Tuesday, September 15, 2009
A bigger convention center, a new city hall and a new downtown library were the focus Tuesday in a speech San Diego Mayor Jerry Sanders gave to the San Diego Taxpayers Association. The speech laid out Sanders’ vision for the city during tough economic times.
SAN DIEGO A bigger convention center, a new city hall and a new downtown library were the focus Tuesday in a speech San Diego Mayor Jerry Sanders gave to the San Diego Taxpayers Association. The speech laid out Sanders’ vision for the city during tough economic times.
San Diego has cut $175 million from its budget during the last 12 months. The city is also facing a $100 million budget deficit next year. That doesn’t include pension and retirement fund obligations. But Sanders says it’s a good time to go forward with building a new city hall and downtown library and expanding the convention center.
“Each of these projects is moving forward in a deliberate and thoughtful way and gaining support at every stage, not just because the mean jobs for San Diegans but because they make sense for San Diego,” he says. “My own support has always come with this condition: That they do not require any money for our general fund, or any fund designed to provide neighborhood services.”
Sanders says the city shouldn’t give up on its aspirations because of the weak economy. But City Councilman Carl DeMaio says he doesn’t believe those projects can be built without tapping into the general fund. He says the mayor shouldn’t be focusing on them right now.

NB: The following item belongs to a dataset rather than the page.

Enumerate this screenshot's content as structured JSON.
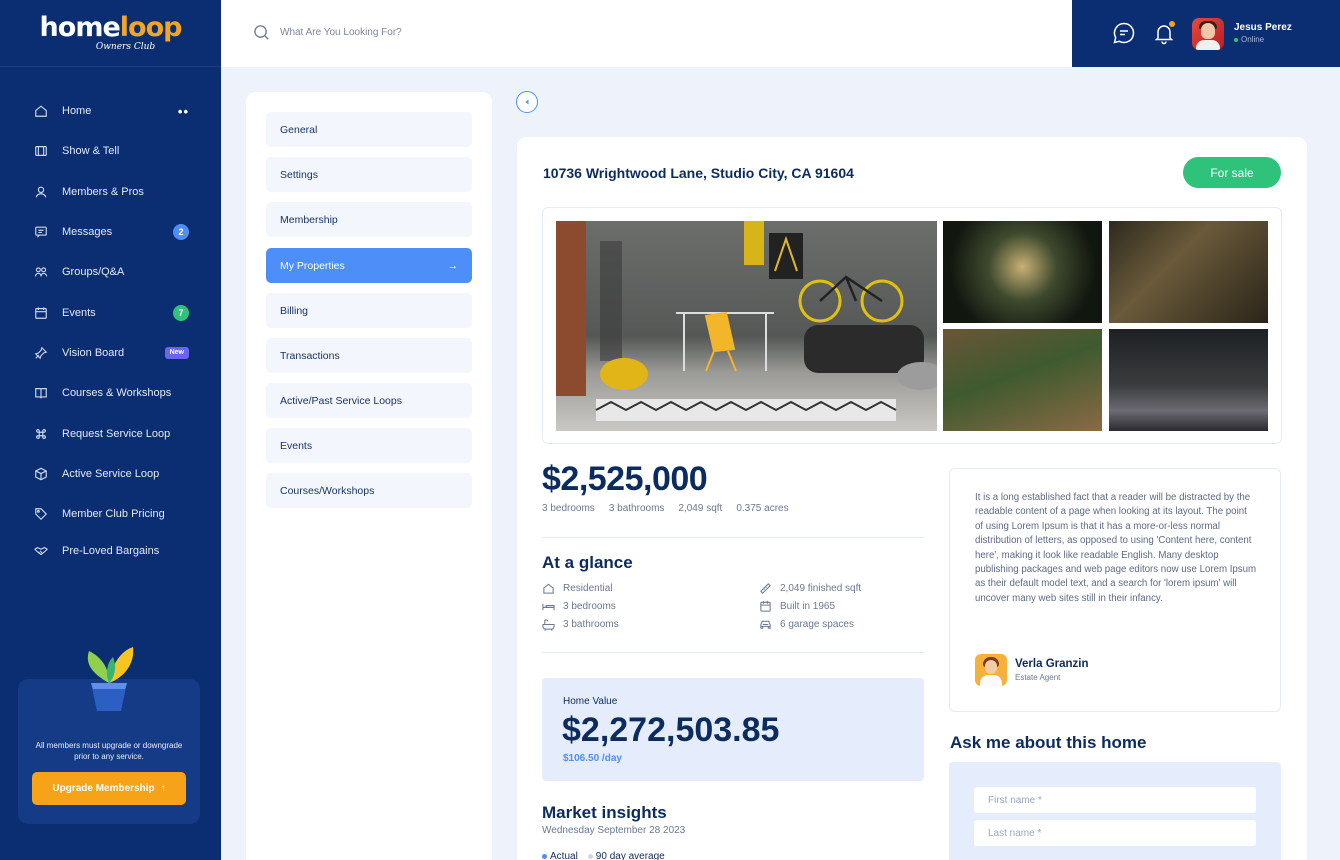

“If the mayor has an opportunity to talk to the San Diego public about issues facing the city, the convention center, a new city hall, a downtown library would not be at the top of my list,” he says. “It would be restoring the financial health of the city and the oncoming liabilities in pension and retiree health care that are facing taxpayers in the years to come.”
San Diego will face its largest pension payment in city history next year. Sanders says he doesn’t know what the exact amount will be. But he says the city will make the full payment.